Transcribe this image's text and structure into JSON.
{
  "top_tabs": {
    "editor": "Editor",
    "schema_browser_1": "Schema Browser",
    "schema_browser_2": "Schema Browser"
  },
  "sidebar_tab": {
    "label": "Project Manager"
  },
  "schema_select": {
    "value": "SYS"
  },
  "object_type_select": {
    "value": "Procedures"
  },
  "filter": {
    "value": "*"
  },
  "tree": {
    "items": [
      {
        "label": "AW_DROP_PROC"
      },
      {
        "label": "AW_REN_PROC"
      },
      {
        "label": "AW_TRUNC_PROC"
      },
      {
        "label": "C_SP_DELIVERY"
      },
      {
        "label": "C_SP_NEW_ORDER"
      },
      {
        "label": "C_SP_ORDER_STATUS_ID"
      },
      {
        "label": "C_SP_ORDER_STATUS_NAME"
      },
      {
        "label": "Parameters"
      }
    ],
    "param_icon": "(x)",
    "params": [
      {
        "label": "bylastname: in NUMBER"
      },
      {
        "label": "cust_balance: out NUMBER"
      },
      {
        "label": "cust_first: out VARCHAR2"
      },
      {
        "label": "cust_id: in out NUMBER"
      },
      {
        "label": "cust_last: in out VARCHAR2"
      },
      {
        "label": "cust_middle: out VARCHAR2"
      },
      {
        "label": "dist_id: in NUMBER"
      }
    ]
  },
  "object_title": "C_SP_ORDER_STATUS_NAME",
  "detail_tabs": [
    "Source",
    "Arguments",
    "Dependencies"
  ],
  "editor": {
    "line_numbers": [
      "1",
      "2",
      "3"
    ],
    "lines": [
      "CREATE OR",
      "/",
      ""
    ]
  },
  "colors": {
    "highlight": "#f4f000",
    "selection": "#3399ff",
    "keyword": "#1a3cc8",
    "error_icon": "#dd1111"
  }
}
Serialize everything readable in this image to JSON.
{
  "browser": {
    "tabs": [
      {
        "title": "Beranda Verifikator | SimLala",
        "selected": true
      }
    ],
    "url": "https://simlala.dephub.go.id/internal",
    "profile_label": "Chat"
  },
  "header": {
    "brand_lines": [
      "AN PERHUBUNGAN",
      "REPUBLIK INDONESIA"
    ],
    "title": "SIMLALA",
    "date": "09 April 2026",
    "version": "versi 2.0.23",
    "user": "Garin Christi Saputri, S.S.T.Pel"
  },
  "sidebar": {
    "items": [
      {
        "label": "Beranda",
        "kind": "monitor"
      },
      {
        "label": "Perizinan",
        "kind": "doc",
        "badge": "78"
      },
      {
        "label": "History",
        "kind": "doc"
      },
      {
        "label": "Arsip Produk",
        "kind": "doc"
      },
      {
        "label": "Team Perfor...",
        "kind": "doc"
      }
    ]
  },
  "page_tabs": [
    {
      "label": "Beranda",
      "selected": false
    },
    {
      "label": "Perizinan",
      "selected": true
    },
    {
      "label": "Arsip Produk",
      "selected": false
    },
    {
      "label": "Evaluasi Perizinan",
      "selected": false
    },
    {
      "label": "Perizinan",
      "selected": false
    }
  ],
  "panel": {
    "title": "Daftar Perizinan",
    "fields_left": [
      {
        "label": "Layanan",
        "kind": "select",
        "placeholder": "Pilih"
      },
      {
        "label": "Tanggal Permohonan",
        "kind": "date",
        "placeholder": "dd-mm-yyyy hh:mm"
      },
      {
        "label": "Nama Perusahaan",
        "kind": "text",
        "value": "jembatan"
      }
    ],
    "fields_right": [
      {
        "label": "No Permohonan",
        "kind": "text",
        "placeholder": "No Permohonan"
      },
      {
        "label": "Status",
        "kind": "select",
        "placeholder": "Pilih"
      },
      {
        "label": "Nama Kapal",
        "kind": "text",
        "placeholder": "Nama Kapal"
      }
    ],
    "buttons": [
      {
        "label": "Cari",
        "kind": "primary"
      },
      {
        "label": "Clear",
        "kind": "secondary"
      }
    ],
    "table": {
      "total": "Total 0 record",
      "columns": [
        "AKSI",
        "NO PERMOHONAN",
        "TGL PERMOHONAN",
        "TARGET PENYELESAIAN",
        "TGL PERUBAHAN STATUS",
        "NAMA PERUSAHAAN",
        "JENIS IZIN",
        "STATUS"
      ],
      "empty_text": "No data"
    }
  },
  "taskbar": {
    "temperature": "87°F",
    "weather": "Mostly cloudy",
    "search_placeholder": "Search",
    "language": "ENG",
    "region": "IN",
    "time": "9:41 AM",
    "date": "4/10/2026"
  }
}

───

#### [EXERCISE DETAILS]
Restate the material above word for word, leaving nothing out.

#### [WRITTEN SOLUTION]
Transcribe this image's text and structure into JSON.
{
  "top_tabs": {
    "editor": "Editor",
    "schema_browser_1": "Schema Browser",
    "schema_browser_2": "Schema Browser"
  },
  "sidebar_tab": {
    "label": "Project Manager"
  },
  "schema_select": {
    "value": "SYS"
  },
  "object_type_select": {
    "value": "Procedures"
  },
  "filter": {
    "value": "*"
  },
  "tree": {
    "items": [
      {
        "label": "AW_DROP_PROC"
      },
      {
        "label": "AW_REN_PROC"
      },
      {
        "label": "AW_TRUNC_PROC"
      },
      {
        "label": "C_SP_DELIVERY"
      },
      {
        "label": "C_SP_NEW_ORDER"
      },
      {
        "label": "C_SP_ORDER_STATUS_ID"
      },
      {
        "label": "C_SP_ORDER_STATUS_NAME"
      },
      {
        "label": "Parameters"
      }
    ],
    "param_icon": "(x)",
    "params": [
      {
        "label": "bylastname: in NUMBER"
      },
      {
        "label": "cust_balance: out NUMBER"
      },
      {
        "label": "cust_first: out VARCHAR2"
      },
      {
        "label": "cust_id: in out NUMBER"
      },
      {
        "label": "cust_last: in out VARCHAR2"
      },
      {
        "label": "cust_middle: out VARCHAR2"
      },
      {
        "label": "dist_id: in NUMBER"
      }
    ]
  },
  "object_title": "C_SP_ORDER_STATUS_NAME",
  "detail_tabs": [
    "Source",
    "Arguments",
    "Dependencies"
  ],
  "editor": {
    "line_numbers": [
      "1",
      "2",
      "3"
    ],
    "lines": [
      "CREATE OR",
      "/",
      ""
    ]
  },
  "colors": {
    "highlight": "#f4f000",
    "selection": "#3399ff",
    "keyword": "#1a3cc8",
    "error_icon": "#dd1111"
  }
}
Serialize everything readable in this image to JSON.
{
  "browser": {
    "tabs": [
      {
        "title": "Beranda Verifikator | SimLala",
        "selected": true
      }
    ],
    "url": "https://simlala.dephub.go.id/internal",
    "profile_label": "Chat"
  },
  "header": {
    "brand_lines": [
      "AN PERHUBUNGAN",
      "REPUBLIK INDONESIA"
    ],
    "title": "SIMLALA",
    "date": "09 April 2026",
    "version": "versi 2.0.23",
    "user": "Garin Christi Saputri, S.S.T.Pel"
  },
  "sidebar": {
    "items": [
      {
        "label": "Beranda",
        "kind": "monitor"
      },
      {
        "label": "Perizinan",
        "kind": "doc",
        "badge": "78"
      },
      {
        "label": "History",
        "kind": "doc"
      },
      {
        "label": "Arsip Produk",
        "kind": "doc"
      },
      {
        "label": "Team Perfor...",
        "kind": "doc"
      }
    ]
  },
  "page_tabs": [
    {
      "label": "Beranda",
      "selected": false
    },
    {
      "label": "Perizinan",
      "selected": true
    },
    {
      "label": "Arsip Produk",
      "selected": false
    },
    {
      "label": "Evaluasi Perizinan",
      "selected": false
    },
    {
      "label": "Perizinan",
      "selected": false
    }
  ],
  "panel": {
    "title": "Daftar Perizinan",
    "fields_left": [
      {
        "label": "Layanan",
        "kind": "select",
        "placeholder": "Pilih"
      },
      {
        "label": "Tanggal Permohonan",
        "kind": "date",
        "placeholder": "dd-mm-yyyy hh:mm"
      },
      {
        "label": "Nama Perusahaan",
        "kind": "text",
        "value": "jembatan"
      }
    ],
    "fields_right": [
      {
        "label": "No Permohonan",
        "kind": "text",
        "placeholder": "No Permohonan"
      },
      {
        "label": "Status",
        "kind": "select",
        "placeholder": "Pilih"
      },
      {
        "label": "Nama Kapal",
        "kind": "text",
        "placeholder": "Nama Kapal"
      }
    ],
    "buttons": [
      {
        "label": "Cari",
        "kind": "primary"
      },
      {
        "label": "Clear",
        "kind": "secondary"
      }
    ],
    "table": {
      "total": "Total 0 record",
      "columns": [
        "AKSI",
        "NO PERMOHONAN",
        "TGL PERMOHONAN",
        "TARGET PENYELESAIAN",
        "TGL PERUBAHAN STATUS",
        "NAMA PERUSAHAAN",
        "JENIS IZIN",
        "STATUS"
      ],
      "empty_text": "No data"
    }
  },
  "taskbar": {
    "temperature": "87°F",
    "weather": "Mostly cloudy",
    "search_placeholder": "Search",
    "language": "ENG",
    "region": "IN",
    "time": "9:41 AM",
    "date": "4/10/2026"
  }
}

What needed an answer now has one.